"The U.S. should know that it can neither browbeat the DPRK with any economic sanctions and military threats and blackmails nor make the DPRK flinch from the road chosen by itself," North Korea's official Rodong Sinmun said later on Tuesday, using the initials of the North's official name, the Democratic People's Republic of Korea.
In 2009, North Korea fired what it said was a rocket carrying a communications satellite into orbit over Japan. The U.S., Japan and South Korea considered that launch to have been a ballistic missile test.
Japan's Chief Cabinet Secretary Yoshihide Suga said the latest North Korean missile fell into the sea 1,180 kilometres east of the Cape of Erimo on Hokkaido island.
'There's nowhere to run'
The Japanese government's J-Alert system broke into radio and TV programming, warning citizens of the possible missile. Bullet train services were temporarily halted and warnings went out over loudspeakers in towns in Hokkaido.
"I was woken by the missile alert on my cellphone," said Ayaka Nishijima, 41, an office worker from Morioka, the capital of Iwate prefecture, 300 kilometres south of Cape Erimo.
"I didn't feel prepared at all. Even if we get these alerts there's nowhere to run. It's not like we have a basement or bomb shelter, all we can do is get away from the window," she told Reuters by text message.
Global markets reacted to the escalation in tensions, buying safe-haven assets, such as gold, the Swiss franc and the Japanese yen, and selling stocks.
Japanese public broadcaster NHK reported the missile broke into three pieces and fell into waters off Hokkaido.
The Japanese military did not attempt to shoot down the missile, which passed over Japanese territory around 6:07 a.m.
In Washington, the Pentagon confirmed the missile flew over Japan but did not pose a threat to North America, and said it was gathering further information.
Australian Prime Minister Malcolm Turnbull said China, North Korea's main ally and trading partner, needed to do more.
"China has to ratchet up the pressure," Turnbull told Australian radio. "They have condemned these missiles tests like everyone else but with unique leverage comes unique responsibility."
The U.S. and South Korea are technically still at war with the North because their 1950-53 conflict ended in a truce, not a peace treaty. The North routinely says it will never give up its weapons programs, saying they are necessary to counter perceived U.S. hostility.
North Korea again asked the UN Security Council to meet to discuss the ongoing joint U.S.-South Korean military drills, according to a letter released on Monday by the North Korean mission to the United Nations.
The Aug. 25 letter to the Security Council and Secretary General Antonio Guterres from North Korean UN Ambassador Ja Song Nam described the military exercises as a "grave threat" to the Korean peninsula and international peace and security.
"It is the fair and square self-defensive right of the DPRK to cope with reckless, aggressive war manoeuvres and the U.S. would be wholly responsible for any catastrophic consequences to be entailed from the result," Ja wrote..
Similar previous requests have gone unanswered by the 15-member Security Council.
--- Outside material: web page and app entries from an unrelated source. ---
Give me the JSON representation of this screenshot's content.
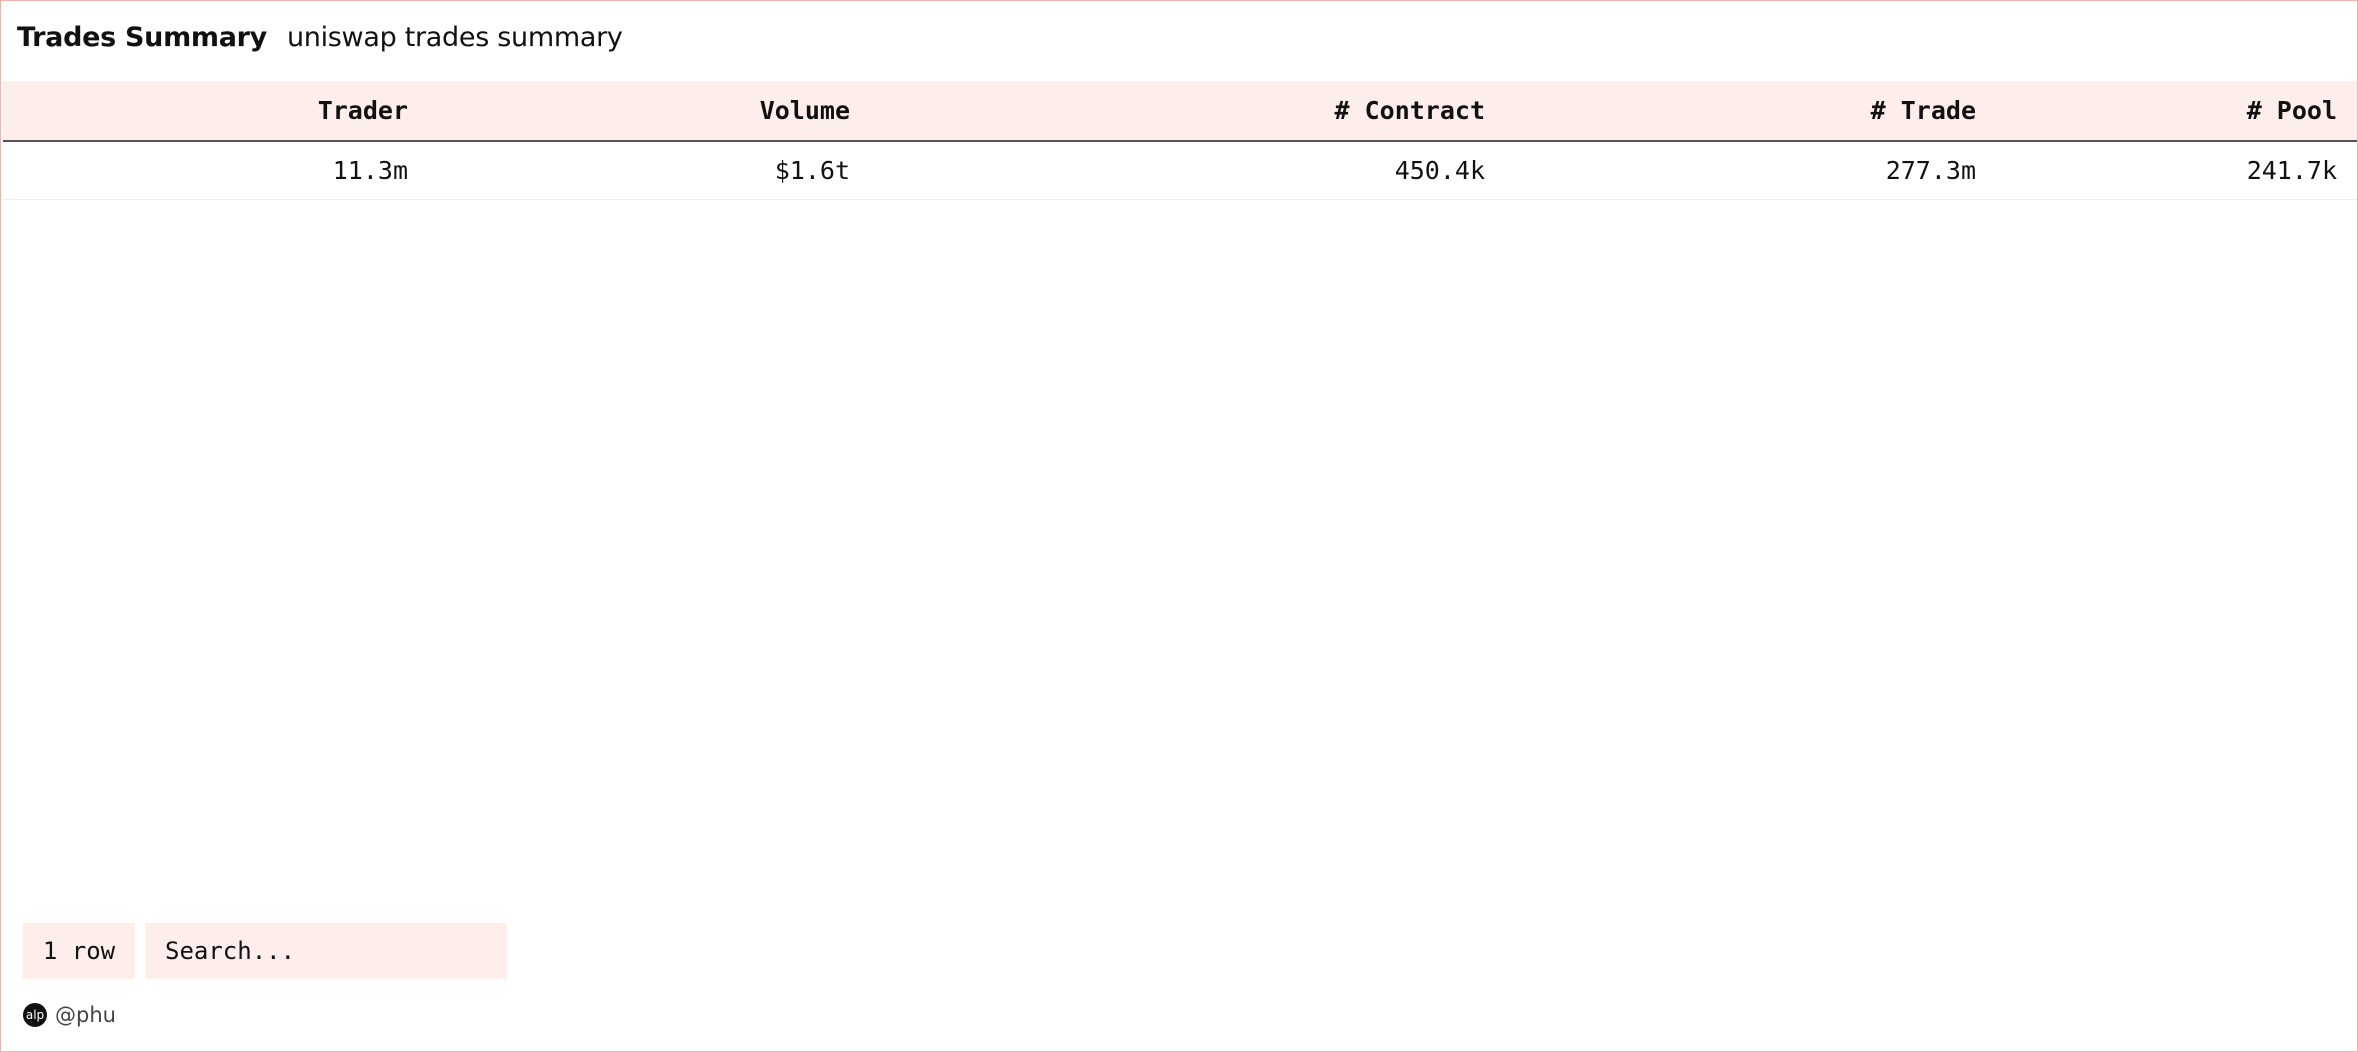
{
  "header": {
    "title": "Trades Summary",
    "subtitle": "uniswap trades summary"
  },
  "table": {
    "columns": [
      "Trader",
      "Volume",
      "# Contract",
      "# Trade",
      "# Pool"
    ],
    "rows": [
      [
        "11.3m",
        "$1.6t",
        "450.4k",
        "277.3m",
        "241.7k"
      ]
    ]
  },
  "footer": {
    "row_count": "1 row",
    "search_placeholder": "Search...",
    "author_avatar": "alp",
    "author_handle": "@phu"
  },
  "colors": {
    "border": "#f2b3ae",
    "header_bg": "#fdeeeb",
    "text": "#111111"
  }
}
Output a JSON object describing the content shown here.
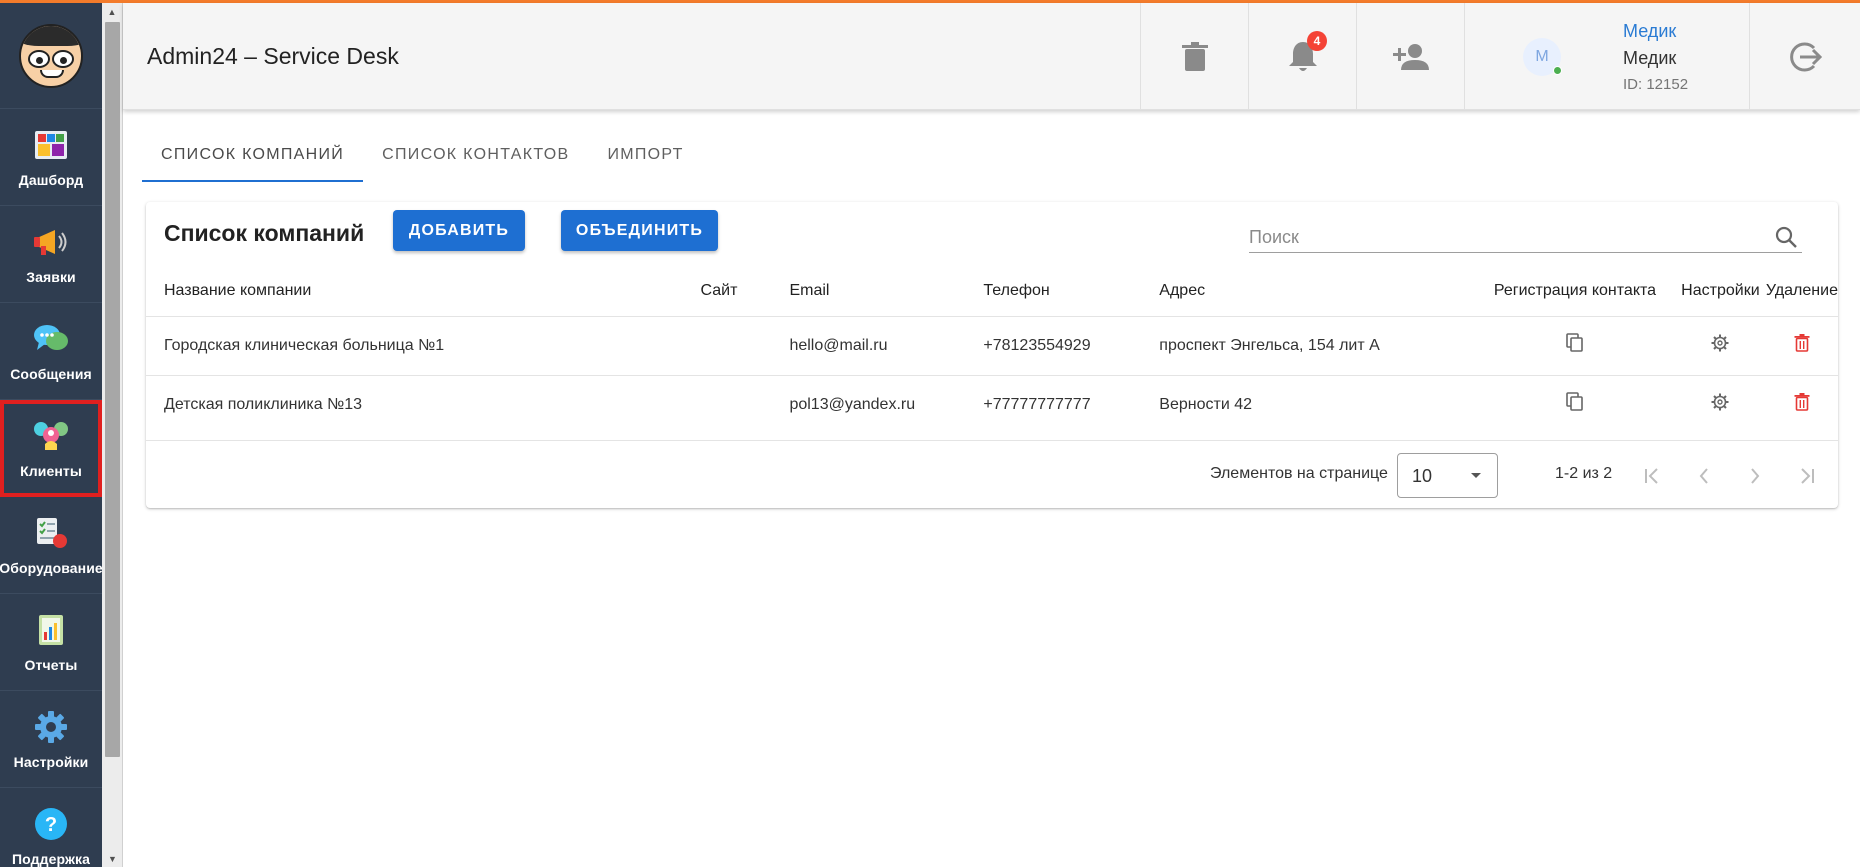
{
  "colors": {
    "accent_top": "#f37b2b",
    "sidebar_bg": "#2f3d50",
    "primary": "#1e6fd2",
    "active_outline": "#e0201f",
    "danger": "#e53935",
    "badge": "#f44336",
    "online": "#4caf50"
  },
  "sidebar": {
    "logo_icon": "cartoon-face-logo",
    "items": [
      {
        "label": "Дашборд",
        "icon": "dashboard-tiles-icon"
      },
      {
        "label": "Заявки",
        "icon": "megaphone-icon"
      },
      {
        "label": "Сообщения",
        "icon": "chat-bubbles-icon"
      },
      {
        "label": "Клиенты",
        "icon": "clients-group-icon",
        "active": true
      },
      {
        "label": "Оборудование",
        "icon": "equipment-checklist-icon"
      },
      {
        "label": "Отчеты",
        "icon": "report-chart-icon"
      },
      {
        "label": "Настройки",
        "icon": "gear-icon"
      },
      {
        "label": "Поддержка",
        "icon": "help-question-icon"
      }
    ]
  },
  "header": {
    "title": "Admin24 – Service Desk",
    "notifications_count": "4",
    "user": {
      "avatar_letter": "М",
      "link_name": "Медик",
      "name": "Медик",
      "id": "ID: 12152"
    }
  },
  "tabs": [
    {
      "label": "СПИСОК КОМПАНИЙ",
      "active": true
    },
    {
      "label": "СПИСОК КОНТАКТОВ",
      "active": false
    },
    {
      "label": "ИМПОРТ",
      "active": false
    }
  ],
  "card": {
    "title": "Список компаний",
    "add_label": "ДОБАВИТЬ",
    "merge_label": "ОБЪЕДИНИТЬ",
    "search_placeholder": "Поиск"
  },
  "table": {
    "columns": [
      "Название компании",
      "Сайт",
      "Email",
      "Телефон",
      "Адрес",
      "Регистрация контакта",
      "Настройки",
      "Удаление"
    ],
    "rows": [
      {
        "name": "Городская клиническая больница №1",
        "site": "",
        "email": "hello@mail.ru",
        "phone": "+78123554929",
        "address": "проспект Энгельса, 154 лит А"
      },
      {
        "name": "Детская поликлиника №13",
        "site": "",
        "email": "pol13@yandex.ru",
        "phone": "+77777777777",
        "address": "Верности 42"
      }
    ]
  },
  "pagination": {
    "per_page_label": "Элементов на странице",
    "per_page_value": "10",
    "range": "1-2 из 2"
  }
}
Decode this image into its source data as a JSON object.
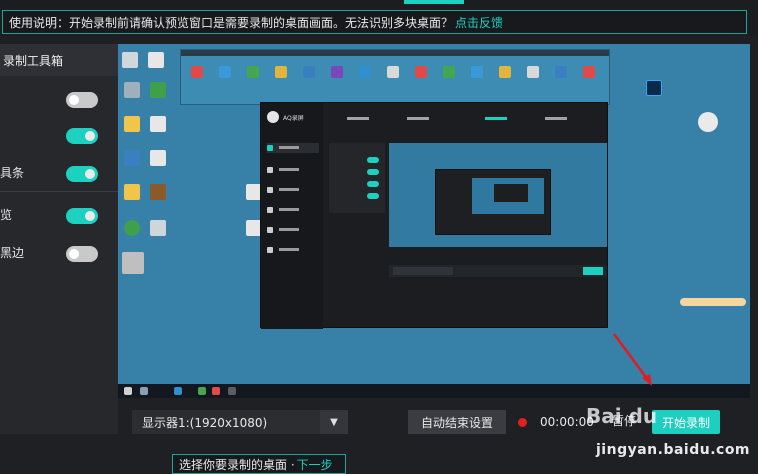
{
  "top_instruction": {
    "text": "使用说明：开始录制前请确认预览窗口是需要录制的桌面画面。无法识别多块桌面？",
    "link": "点击反馈"
  },
  "sidebar": {
    "title": "录制工具箱",
    "rows": [
      {
        "label": "",
        "toggle": "off"
      },
      {
        "label": "",
        "toggle": "on"
      },
      {
        "label": "具条",
        "toggle": "on"
      },
      {
        "label": "览",
        "toggle": "on"
      },
      {
        "label": "黑边",
        "toggle": "off"
      }
    ]
  },
  "preview": {
    "nested_app_name": "AQ录屏"
  },
  "controls": {
    "display_select": "显示器1:(1920x1080)",
    "auto_end_button": "自动结束设置",
    "timer": "00:00:00",
    "pause_button": "暂停",
    "start_button": "开始录制"
  },
  "bottom_tip": {
    "text": "选择你要录制的桌面 ·",
    "link": "下一步"
  },
  "watermark": {
    "logo_text": "Bai du",
    "site_text": "jingyan.baidu.com"
  },
  "colors": {
    "accent": "#1dd1c1",
    "record_red": "#e0211f",
    "desktop_blue": "#3781a8",
    "background": "#1e2024"
  }
}
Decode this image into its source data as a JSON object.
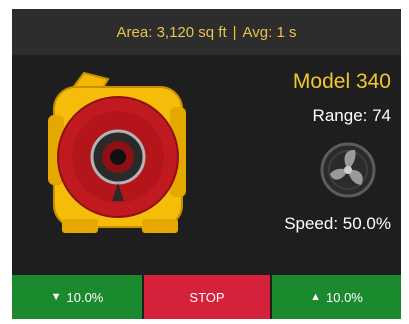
{
  "status": {
    "area": "Area: 3,120 sq ft",
    "separator": "|",
    "avg": "Avg: 1 s"
  },
  "device": {
    "model": "Model 340",
    "range": "Range: 74",
    "speed": "Speed: 50.0%",
    "fan_icon": "fan-icon",
    "image_icon": "air-mover-device-image"
  },
  "controls": {
    "down_arrow": "▼",
    "down_label": "10.0%",
    "stop_label": "STOP",
    "up_arrow": "▲",
    "up_label": "10.0%"
  },
  "colors": {
    "background": "#1e1e1e",
    "accent": "#f3c72f",
    "go": "#1b8a2e",
    "stop": "#d6213b"
  }
}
The 15-member Security Council unanimously imposed new sanctions on North Korea in response to the two July long-range missile launches.
I woke up with a Siren and an announcement that North Korea launched a missile that would possibly hit cities within Hokkaido. pic.twitter.com/RGiflzTqJT— @jtnarsico